And it is not just about the money that is needed to enter these markets, it is about what incumbent car makers and transportation operators are afraid of losing: volume, market share and power. For the last century car companies have been a major supplier of wealth, work and taxes. Any serious decrease in cars sold will hurt them severely. Transportation operators are local power houses built over decades and tend to focus on holding onto their current market. Authorities, on the other hand, are good at detailed planning and tendering but not at having a vision and bending the world to it. The result is a world that sits in endless seminars, finds new things to research and avoids conflicts while carbon levels in the atmosphere keep on rising.
I see two things that must, and I believe will, happen simultaneously to break the deadlock. The first is that the leading cities of the world will start leading the world. The second is that we must become innovators in how to pass world-changing regulation.
We are currently experiencing a new era of city states. The world’s population is moving into cities, the cities are today’s sources of wealth and more governable than countries. In a globalized and digitalized world New York, Singapore, Barcelona and Helsinki have more in common than they have with many of their domestic counterparts. Leading cities will increase their cooperation, benchmarking and world-changing efforts despite of what happens on the country level. This development can be seen both as a remedy and a cause to the world’s ills, and is therefore often contested and raises endless prestige conflicts. The leading cities shouldn’t be seen as the only answer but they will be a vanguard leading us towards a smarter world.
Parallel to the cities’ joint efforts we need smart regulation. By this I mean regulation that redefines the roles of the cities and companies in them. Disruptive new companies should not be seen as enemies of the, often city-owned, transportation providers, but rather as companions in building the future. Also when systemic changes are attempted, and the old channels get stuck, it may be a smart move to try a different route.
In 2010 Finland was the first country in the world to introduce universal broadband service. This meant that everyone in Finland was entitled to a 1MB service for a moderate price and the telecommunications companies had to deliver that. This would benefit the customer and fast track the markets towards digital, but was not in the short term interest of the incumbent telecoms.
The lawmakers did not want to see the process being dragged down by the telecoms lawyers, and made an, at the time audacious claim that broadband was a subjective right of the citizens, comparable to human rights. The law was passed. Since 2010 the amount megabytes people are entitled to has risen, and what’s more important, the idea has been passed as a European directive and is an important stepping stone towards a digital single market.

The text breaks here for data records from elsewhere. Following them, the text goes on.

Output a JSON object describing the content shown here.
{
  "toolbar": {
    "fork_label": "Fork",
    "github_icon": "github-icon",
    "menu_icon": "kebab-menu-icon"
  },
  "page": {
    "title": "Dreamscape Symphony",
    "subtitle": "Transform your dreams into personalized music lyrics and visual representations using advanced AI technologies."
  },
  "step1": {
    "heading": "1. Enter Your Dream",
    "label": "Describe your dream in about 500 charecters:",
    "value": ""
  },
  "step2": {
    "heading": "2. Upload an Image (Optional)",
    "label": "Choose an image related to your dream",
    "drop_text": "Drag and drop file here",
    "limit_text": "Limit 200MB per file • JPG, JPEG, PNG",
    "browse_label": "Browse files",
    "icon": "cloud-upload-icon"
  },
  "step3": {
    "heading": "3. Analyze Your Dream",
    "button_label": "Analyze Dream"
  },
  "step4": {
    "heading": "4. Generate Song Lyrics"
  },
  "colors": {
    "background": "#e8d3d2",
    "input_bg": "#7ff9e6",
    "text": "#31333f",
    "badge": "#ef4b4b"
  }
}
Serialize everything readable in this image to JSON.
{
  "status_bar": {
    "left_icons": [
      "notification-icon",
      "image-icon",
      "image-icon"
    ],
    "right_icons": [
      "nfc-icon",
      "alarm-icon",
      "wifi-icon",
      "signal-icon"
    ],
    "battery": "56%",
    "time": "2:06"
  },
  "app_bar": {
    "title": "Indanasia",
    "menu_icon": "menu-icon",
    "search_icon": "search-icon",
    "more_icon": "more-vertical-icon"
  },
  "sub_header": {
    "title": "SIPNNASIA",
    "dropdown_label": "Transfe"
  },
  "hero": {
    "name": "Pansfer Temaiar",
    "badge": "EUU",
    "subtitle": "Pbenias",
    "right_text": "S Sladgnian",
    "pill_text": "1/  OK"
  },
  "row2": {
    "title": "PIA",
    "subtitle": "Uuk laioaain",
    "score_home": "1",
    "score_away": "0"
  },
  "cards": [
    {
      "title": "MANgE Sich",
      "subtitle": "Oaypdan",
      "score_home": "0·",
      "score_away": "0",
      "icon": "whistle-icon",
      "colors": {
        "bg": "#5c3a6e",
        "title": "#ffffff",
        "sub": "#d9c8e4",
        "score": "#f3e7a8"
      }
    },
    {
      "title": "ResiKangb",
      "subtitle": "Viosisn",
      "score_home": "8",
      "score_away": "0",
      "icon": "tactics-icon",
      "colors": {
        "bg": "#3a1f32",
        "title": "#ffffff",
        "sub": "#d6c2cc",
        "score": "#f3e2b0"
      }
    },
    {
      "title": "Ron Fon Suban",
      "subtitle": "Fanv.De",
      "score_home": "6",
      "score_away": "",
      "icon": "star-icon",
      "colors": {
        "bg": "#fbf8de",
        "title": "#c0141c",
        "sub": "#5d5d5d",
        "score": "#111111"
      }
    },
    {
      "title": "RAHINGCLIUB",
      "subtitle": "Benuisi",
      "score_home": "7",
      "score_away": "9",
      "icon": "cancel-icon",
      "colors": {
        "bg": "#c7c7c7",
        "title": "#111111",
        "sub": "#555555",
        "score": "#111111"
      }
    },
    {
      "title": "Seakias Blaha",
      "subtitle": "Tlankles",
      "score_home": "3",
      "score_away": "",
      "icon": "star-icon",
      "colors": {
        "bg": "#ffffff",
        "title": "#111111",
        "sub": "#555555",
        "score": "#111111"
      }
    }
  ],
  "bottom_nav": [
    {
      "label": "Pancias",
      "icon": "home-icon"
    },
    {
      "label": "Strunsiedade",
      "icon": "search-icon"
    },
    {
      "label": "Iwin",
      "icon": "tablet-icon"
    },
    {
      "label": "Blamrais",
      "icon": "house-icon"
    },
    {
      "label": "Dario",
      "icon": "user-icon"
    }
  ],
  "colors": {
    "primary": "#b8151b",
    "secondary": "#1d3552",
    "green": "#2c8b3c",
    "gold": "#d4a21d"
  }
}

Why not treat access to modern low emission transportation as a human right? Where there is a will, there must be a smart way.